– – From a Paisley concert review in the New York Times.
We want to win a Grammy, we want to sell out football stadiums, there are plenty of big things to shoot for. The ultimate goal is to be in the Country Music Hall of Fame and maybe be members of the Grand Ole Opry someday. That would be our long-term goals, for sure. ●
– – Rascal Flatts’ Joe Don Rooney gives me nightmares, for sure.
It is like the original?
We did a little bit of a different interpretation of it. It does resemble the original, but we did a little bit with it. If you know the song then you’ll know it. It’s a great song. A lot of people don’t know it. ●
– – Bucky Covington on his cover of The Commodores’ “Sail On.” If you know the song then you’ll know it. I would also add that if you don’t know it then you won’t know it. The cover is slated to appear on his next album.
I try to not be too nostalgic. And that’s a problem if you set out to play older country music and traditional music forms… But I don’t really see that big a point in me just trying to make a traditional country record without drums and with all the elements that made those old records so great. Because those records are there, and if I want to hear Carl Smith or Ray Price, I’ll listen to Carl Smith and Ray Price. It’s fun to play like that. It’s fun to do that stuff. But if you’re going to do something and present it as who you are as an individual, I think it’s selling yourself short to limit yourself. ●
– – Chris Scruggs considers his relationship to tradition.

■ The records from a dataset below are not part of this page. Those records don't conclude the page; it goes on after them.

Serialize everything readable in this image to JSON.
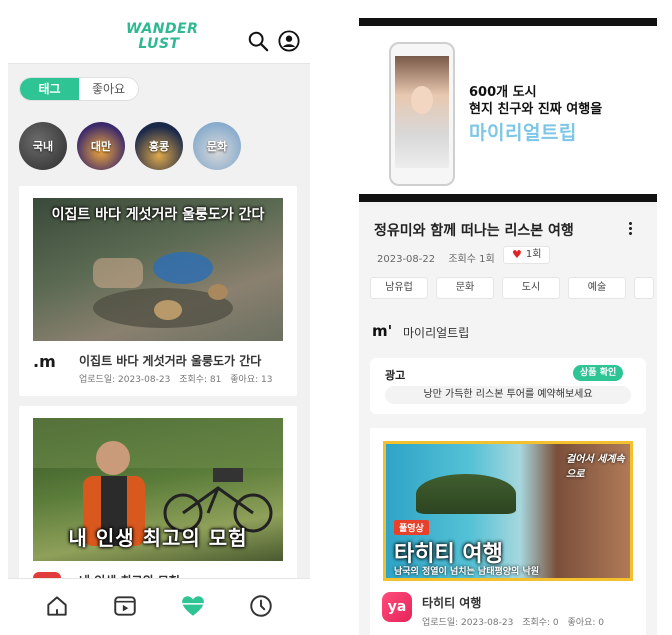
{
  "left": {
    "logo_line1": "WANDER",
    "logo_line2": "LUST",
    "toggle": {
      "active": "태그",
      "inactive": "좋아요"
    },
    "tags": [
      "국내",
      "대만",
      "홍콩",
      "문화"
    ],
    "cards": [
      {
        "thumb_caption": "이집트 바다 게섯거라 울룽도가 간다",
        "channel_logo": ".m",
        "title": "이집트 바다 게섯거라 울룽도가 간다",
        "upload_date": "업로드일: 2023-08-23",
        "views": "조회수: 81",
        "likes": "좋아요: 13"
      },
      {
        "thumb_caption": "내 인생 최고의 모험",
        "title": "내 인생 최고의 모험"
      }
    ]
  },
  "right": {
    "banner": {
      "line1": "600개 도시",
      "line2": "현지 친구와 진짜 여행을",
      "brand": "마이리얼트립"
    },
    "title": "정유미와 함께 떠나는 리스본 여행",
    "date": "2023-08-22",
    "views": "조회수 1회",
    "likes": "1회",
    "chips": [
      "남유럽",
      "문화",
      "도시",
      "예술"
    ],
    "channel": {
      "logo": "m'",
      "name": "마이리얼트립"
    },
    "ad": {
      "label": "광고",
      "button": "상품 확인",
      "text": "낭만 가득한 리스본 투어를 예약해보세요"
    },
    "video": {
      "badge": "풀영상",
      "big_text": "타히티 여행",
      "small_text": "남국의 정열이 넘치는 남태평양의 낙원",
      "corner_text": "걸어서 세계속으로",
      "logo": "ya",
      "title": "타히티 여행",
      "upload_date": "업로드일: 2023-08-23",
      "views": "조회수: 0",
      "likes": "좋아요: 0"
    }
  },
  "colors": {
    "accent": "#2fc494",
    "heart": "#e02424",
    "brand_blue": "#7ec6e6"
  }
}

I put in a lot of effort on ‘Heaven, Heartache and the Power of Love,’ but it didn’t do as well as I would have liked for it to. I’m at a place in my career where I can do some different things, so we’ll see what happens. I would like to do an acoustic album, and maybe one of standards. ●
– – Trisha Yearwood acoustic album? Yes please. Also, HHPoL should’ve been a smash.
The A.V. Club: Rhode Island isn’t known for having much of a country-music scene. What are your thoughts on being from the North and playing music generally associated with the South?
John McCauley: That’s not all we do. I don’t know why it’s such a big deal to people—it’s f*cking music. Rhode Island is just as American as country music, so anyone who wants to give us a problem about it can stick it up their ass. It’s just music we like.
AVC: Do you feel like you have gotten a lot of criticism for that?
JM: No, not really. ●
– – Worst interview opening ever, courtesy of Deer Tick frontman John McCauley.
I just spilled wine on
My coat of many colors
Soooo… one more color! ●
– – Love those Country Haiku.